(Extracted data entries)
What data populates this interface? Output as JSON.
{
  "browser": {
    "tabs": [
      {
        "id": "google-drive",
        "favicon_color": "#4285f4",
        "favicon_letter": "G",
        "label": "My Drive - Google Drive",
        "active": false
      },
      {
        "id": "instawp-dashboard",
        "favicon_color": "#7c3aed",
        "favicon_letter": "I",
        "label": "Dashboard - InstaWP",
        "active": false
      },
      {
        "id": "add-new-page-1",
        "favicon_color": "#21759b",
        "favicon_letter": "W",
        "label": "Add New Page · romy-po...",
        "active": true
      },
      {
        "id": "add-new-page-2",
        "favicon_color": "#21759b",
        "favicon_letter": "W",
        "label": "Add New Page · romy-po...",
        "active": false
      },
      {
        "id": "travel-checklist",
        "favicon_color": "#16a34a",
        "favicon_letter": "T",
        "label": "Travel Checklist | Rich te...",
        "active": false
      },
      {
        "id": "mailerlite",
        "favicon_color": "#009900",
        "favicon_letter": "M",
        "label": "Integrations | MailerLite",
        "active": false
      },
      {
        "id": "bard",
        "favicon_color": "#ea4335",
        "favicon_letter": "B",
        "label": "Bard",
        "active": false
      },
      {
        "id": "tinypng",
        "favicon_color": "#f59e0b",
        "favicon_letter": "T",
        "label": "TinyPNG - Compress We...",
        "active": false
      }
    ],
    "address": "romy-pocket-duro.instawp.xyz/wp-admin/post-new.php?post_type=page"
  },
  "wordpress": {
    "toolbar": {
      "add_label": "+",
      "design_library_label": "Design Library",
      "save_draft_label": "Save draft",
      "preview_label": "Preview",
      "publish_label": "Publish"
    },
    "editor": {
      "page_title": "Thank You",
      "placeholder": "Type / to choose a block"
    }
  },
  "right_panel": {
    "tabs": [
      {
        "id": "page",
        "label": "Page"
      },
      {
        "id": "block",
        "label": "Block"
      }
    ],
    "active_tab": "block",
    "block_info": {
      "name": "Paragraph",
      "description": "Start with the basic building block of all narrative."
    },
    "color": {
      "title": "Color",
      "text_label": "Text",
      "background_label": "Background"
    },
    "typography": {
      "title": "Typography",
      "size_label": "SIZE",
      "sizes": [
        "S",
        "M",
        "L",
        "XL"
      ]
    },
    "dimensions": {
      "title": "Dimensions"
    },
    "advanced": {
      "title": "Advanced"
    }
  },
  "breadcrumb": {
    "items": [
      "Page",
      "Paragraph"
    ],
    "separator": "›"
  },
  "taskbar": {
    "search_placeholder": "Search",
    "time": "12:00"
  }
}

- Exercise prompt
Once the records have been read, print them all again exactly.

- Task output
What data populates this interface? Output as JSON.
{
  "browser": {
    "tabs": [
      {
        "id": "google-drive",
        "favicon_color": "#4285f4",
        "favicon_letter": "G",
        "label": "My Drive - Google Drive",
        "active": false
      },
      {
        "id": "instawp-dashboard",
        "favicon_color": "#7c3aed",
        "favicon_letter": "I",
        "label": "Dashboard - InstaWP",
        "active": false
      },
      {
        "id": "add-new-page-1",
        "favicon_color": "#21759b",
        "favicon_letter": "W",
        "label": "Add New Page · romy-po...",
        "active": true
      },
      {
        "id": "add-new-page-2",
        "favicon_color": "#21759b",
        "favicon_letter": "W",
        "label": "Add New Page · romy-po...",
        "active": false
      },
      {
        "id": "travel-checklist",
        "favicon_color": "#16a34a",
        "favicon_letter": "T",
        "label": "Travel Checklist | Rich te...",
        "active": false
      },
      {
        "id": "mailerlite",
        "favicon_color": "#009900",
        "favicon_letter": "M",
        "label": "Integrations | MailerLite",
        "active": false
      },
      {
        "id": "bard",
        "favicon_color": "#ea4335",
        "favicon_letter": "B",
        "label": "Bard",
        "active": false
      },
      {
        "id": "tinypng",
        "favicon_color": "#f59e0b",
        "favicon_letter": "T",
        "label": "TinyPNG - Compress We...",
        "active": false
      }
    ],
    "address": "romy-pocket-duro.instawp.xyz/wp-admin/post-new.php?post_type=page"
  },
  "wordpress": {
    "toolbar": {
      "add_label": "+",
      "design_library_label": "Design Library",
      "save_draft_label": "Save draft",
      "preview_label": "Preview",
      "publish_label": "Publish"
    },
    "editor": {
      "page_title": "Thank You",
      "placeholder": "Type / to choose a block"
    }
  },
  "right_panel": {
    "tabs": [
      {
        "id": "page",
        "label": "Page"
      },
      {
        "id": "block",
        "label": "Block"
      }
    ],
    "active_tab": "block",
    "block_info": {
      "name": "Paragraph",
      "description": "Start with the basic building block of all narrative."
    },
    "color": {
      "title": "Color",
      "text_label": "Text",
      "background_label": "Background"
    },
    "typography": {
      "title": "Typography",
      "size_label": "SIZE",
      "sizes": [
        "S",
        "M",
        "L",
        "XL"
      ]
    },
    "dimensions": {
      "title": "Dimensions"
    },
    "advanced": {
      "title": "Advanced"
    }
  },
  "breadcrumb": {
    "items": [
      "Page",
      "Paragraph"
    ],
    "separator": "›"
  },
  "taskbar": {
    "search_placeholder": "Search",
    "time": "12:00"
  }
}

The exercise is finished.